PROMPT: What is needed is a faithful copy of all the records.

╭─ SUPPLIED MATERIAL

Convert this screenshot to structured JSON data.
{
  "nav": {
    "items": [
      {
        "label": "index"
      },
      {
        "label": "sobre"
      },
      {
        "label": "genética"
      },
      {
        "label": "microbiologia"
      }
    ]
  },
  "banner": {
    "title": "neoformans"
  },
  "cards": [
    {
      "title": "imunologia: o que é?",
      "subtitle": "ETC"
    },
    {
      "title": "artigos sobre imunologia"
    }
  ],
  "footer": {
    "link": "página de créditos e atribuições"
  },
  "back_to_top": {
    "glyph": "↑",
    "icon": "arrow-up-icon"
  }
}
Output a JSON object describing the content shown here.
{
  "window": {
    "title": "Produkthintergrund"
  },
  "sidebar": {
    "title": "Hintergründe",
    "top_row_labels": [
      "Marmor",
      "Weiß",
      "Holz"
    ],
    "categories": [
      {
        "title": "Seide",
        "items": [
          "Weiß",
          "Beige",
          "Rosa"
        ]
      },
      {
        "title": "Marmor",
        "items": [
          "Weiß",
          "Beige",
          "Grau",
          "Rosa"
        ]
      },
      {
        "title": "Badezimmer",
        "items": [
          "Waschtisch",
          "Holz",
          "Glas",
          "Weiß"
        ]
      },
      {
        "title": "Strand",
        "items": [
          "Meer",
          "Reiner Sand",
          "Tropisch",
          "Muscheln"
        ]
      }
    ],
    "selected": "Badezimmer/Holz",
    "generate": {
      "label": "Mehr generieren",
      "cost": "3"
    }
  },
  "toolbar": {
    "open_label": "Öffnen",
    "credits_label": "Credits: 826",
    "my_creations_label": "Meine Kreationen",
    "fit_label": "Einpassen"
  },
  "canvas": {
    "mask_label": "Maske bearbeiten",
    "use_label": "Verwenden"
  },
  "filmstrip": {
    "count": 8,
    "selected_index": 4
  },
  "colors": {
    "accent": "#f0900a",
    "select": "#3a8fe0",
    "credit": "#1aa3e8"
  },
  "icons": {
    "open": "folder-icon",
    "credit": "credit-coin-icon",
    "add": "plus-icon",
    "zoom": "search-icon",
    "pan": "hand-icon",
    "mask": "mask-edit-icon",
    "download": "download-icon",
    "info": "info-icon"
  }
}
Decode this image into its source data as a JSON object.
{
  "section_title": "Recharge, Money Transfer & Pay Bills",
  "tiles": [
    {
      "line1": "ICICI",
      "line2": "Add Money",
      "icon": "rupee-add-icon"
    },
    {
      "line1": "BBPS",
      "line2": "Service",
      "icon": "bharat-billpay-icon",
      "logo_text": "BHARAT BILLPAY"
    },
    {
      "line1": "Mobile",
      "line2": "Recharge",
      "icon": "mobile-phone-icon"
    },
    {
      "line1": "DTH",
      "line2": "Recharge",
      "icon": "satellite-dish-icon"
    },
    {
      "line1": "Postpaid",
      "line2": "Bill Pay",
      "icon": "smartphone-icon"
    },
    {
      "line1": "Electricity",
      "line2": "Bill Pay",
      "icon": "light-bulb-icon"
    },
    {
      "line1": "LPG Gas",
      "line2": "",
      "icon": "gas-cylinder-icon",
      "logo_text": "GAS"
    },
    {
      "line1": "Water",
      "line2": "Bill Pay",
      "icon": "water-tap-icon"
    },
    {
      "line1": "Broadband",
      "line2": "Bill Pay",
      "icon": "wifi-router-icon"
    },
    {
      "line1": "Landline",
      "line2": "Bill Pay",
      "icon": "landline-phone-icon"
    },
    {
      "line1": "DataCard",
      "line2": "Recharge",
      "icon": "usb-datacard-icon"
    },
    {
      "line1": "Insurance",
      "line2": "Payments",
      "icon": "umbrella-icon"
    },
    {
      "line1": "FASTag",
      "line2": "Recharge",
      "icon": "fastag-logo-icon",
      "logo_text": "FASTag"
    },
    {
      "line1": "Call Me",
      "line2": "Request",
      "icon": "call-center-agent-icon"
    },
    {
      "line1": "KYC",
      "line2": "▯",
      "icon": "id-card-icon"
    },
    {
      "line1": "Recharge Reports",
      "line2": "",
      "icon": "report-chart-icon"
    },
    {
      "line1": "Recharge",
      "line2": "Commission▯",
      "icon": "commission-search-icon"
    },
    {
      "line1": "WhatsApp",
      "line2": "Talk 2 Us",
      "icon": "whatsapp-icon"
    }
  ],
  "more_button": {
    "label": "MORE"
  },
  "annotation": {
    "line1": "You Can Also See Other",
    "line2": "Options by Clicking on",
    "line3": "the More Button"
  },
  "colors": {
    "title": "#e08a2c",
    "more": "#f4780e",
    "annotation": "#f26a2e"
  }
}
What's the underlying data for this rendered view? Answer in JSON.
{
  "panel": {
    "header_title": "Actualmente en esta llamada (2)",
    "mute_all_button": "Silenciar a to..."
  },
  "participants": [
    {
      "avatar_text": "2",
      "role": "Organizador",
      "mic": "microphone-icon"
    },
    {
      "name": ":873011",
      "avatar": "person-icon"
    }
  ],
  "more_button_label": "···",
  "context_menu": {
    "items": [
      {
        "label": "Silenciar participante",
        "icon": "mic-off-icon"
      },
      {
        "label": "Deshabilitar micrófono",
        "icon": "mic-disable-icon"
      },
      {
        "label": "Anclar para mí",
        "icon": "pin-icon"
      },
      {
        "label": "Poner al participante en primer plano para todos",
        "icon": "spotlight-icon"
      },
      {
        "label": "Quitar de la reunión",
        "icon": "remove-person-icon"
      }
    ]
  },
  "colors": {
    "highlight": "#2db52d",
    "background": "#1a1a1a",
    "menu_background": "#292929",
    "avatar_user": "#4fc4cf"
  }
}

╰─

ANSWER FOR THE TASK:
Convert this screenshot to structured JSON data.
{
  "nav": {
    "items": [
      {
        "label": "index"
      },
      {
        "label": "sobre"
      },
      {
        "label": "genética"
      },
      {
        "label": "microbiologia"
      }
    ]
  },
  "banner": {
    "title": "neoformans"
  },
  "cards": [
    {
      "title": "imunologia: o que é?",
      "subtitle": "ETC"
    },
    {
      "title": "artigos sobre imunologia"
    }
  ],
  "footer": {
    "link": "página de créditos e atribuições"
  },
  "back_to_top": {
    "glyph": "↑",
    "icon": "arrow-up-icon"
  }
}
Output a JSON object describing the content shown here.
{
  "window": {
    "title": "Produkthintergrund"
  },
  "sidebar": {
    "title": "Hintergründe",
    "top_row_labels": [
      "Marmor",
      "Weiß",
      "Holz"
    ],
    "categories": [
      {
        "title": "Seide",
        "items": [
          "Weiß",
          "Beige",
          "Rosa"
        ]
      },
      {
        "title": "Marmor",
        "items": [
          "Weiß",
          "Beige",
          "Grau",
          "Rosa"
        ]
      },
      {
        "title": "Badezimmer",
        "items": [
          "Waschtisch",
          "Holz",
          "Glas",
          "Weiß"
        ]
      },
      {
        "title": "Strand",
        "items": [
          "Meer",
          "Reiner Sand",
          "Tropisch",
          "Muscheln"
        ]
      }
    ],
    "selected": "Badezimmer/Holz",
    "generate": {
      "label": "Mehr generieren",
      "cost": "3"
    }
  },
  "toolbar": {
    "open_label": "Öffnen",
    "credits_label": "Credits: 826",
    "my_creations_label": "Meine Kreationen",
    "fit_label": "Einpassen"
  },
  "canvas": {
    "mask_label": "Maske bearbeiten",
    "use_label": "Verwenden"
  },
  "filmstrip": {
    "count": 8,
    "selected_index": 4
  },
  "colors": {
    "accent": "#f0900a",
    "select": "#3a8fe0",
    "credit": "#1aa3e8"
  },
  "icons": {
    "open": "folder-icon",
    "credit": "credit-coin-icon",
    "add": "plus-icon",
    "zoom": "search-icon",
    "pan": "hand-icon",
    "mask": "mask-edit-icon",
    "download": "download-icon",
    "info": "info-icon"
  }
}
Decode this image into its source data as a JSON object.
{
  "section_title": "Recharge, Money Transfer & Pay Bills",
  "tiles": [
    {
      "line1": "ICICI",
      "line2": "Add Money",
      "icon": "rupee-add-icon"
    },
    {
      "line1": "BBPS",
      "line2": "Service",
      "icon": "bharat-billpay-icon",
      "logo_text": "BHARAT BILLPAY"
    },
    {
      "line1": "Mobile",
      "line2": "Recharge",
      "icon": "mobile-phone-icon"
    },
    {
      "line1": "DTH",
      "line2": "Recharge",
      "icon": "satellite-dish-icon"
    },
    {
      "line1": "Postpaid",
      "line2": "Bill Pay",
      "icon": "smartphone-icon"
    },
    {
      "line1": "Electricity",
      "line2": "Bill Pay",
      "icon": "light-bulb-icon"
    },
    {
      "line1": "LPG Gas",
      "line2": "",
      "icon": "gas-cylinder-icon",
      "logo_text": "GAS"
    },
    {
      "line1": "Water",
      "line2": "Bill Pay",
      "icon": "water-tap-icon"
    },
    {
      "line1": "Broadband",
      "line2": "Bill Pay",
      "icon": "wifi-router-icon"
    },
    {
      "line1": "Landline",
      "line2": "Bill Pay",
      "icon": "landline-phone-icon"
    },
    {
      "line1": "DataCard",
      "line2": "Recharge",
      "icon": "usb-datacard-icon"
    },
    {
      "line1": "Insurance",
      "line2": "Payments",
      "icon": "umbrella-icon"
    },
    {
      "line1": "FASTag",
      "line2": "Recharge",
      "icon": "fastag-logo-icon",
      "logo_text": "FASTag"
    },
    {
      "line1": "Call Me",
      "line2": "Request",
      "icon": "call-center-agent-icon"
    },
    {
      "line1": "KYC",
      "line2": "▯",
      "icon": "id-card-icon"
    },
    {
      "line1": "Recharge Reports",
      "line2": "",
      "icon": "report-chart-icon"
    },
    {
      "line1": "Recharge",
      "line2": "Commission▯",
      "icon": "commission-search-icon"
    },
    {
      "line1": "WhatsApp",
      "line2": "Talk 2 Us",
      "icon": "whatsapp-icon"
    }
  ],
  "more_button": {
    "label": "MORE"
  },
  "annotation": {
    "line1": "You Can Also See Other",
    "line2": "Options by Clicking on",
    "line3": "the More Button"
  },
  "colors": {
    "title": "#e08a2c",
    "more": "#f4780e",
    "annotation": "#f26a2e"
  }
}
What's the underlying data for this rendered view? Answer in JSON.
{
  "panel": {
    "header_title": "Actualmente en esta llamada (2)",
    "mute_all_button": "Silenciar a to..."
  },
  "participants": [
    {
      "avatar_text": "2",
      "role": "Organizador",
      "mic": "microphone-icon"
    },
    {
      "name": ":873011",
      "avatar": "person-icon"
    }
  ],
  "more_button_label": "···",
  "context_menu": {
    "items": [
      {
        "label": "Silenciar participante",
        "icon": "mic-off-icon"
      },
      {
        "label": "Deshabilitar micrófono",
        "icon": "mic-disable-icon"
      },
      {
        "label": "Anclar para mí",
        "icon": "pin-icon"
      },
      {
        "label": "Poner al participante en primer plano para todos",
        "icon": "spotlight-icon"
      },
      {
        "label": "Quitar de la reunión",
        "icon": "remove-person-icon"
      }
    ]
  },
  "colors": {
    "highlight": "#2db52d",
    "background": "#1a1a1a",
    "menu_background": "#292929",
    "avatar_user": "#4fc4cf"
  }
}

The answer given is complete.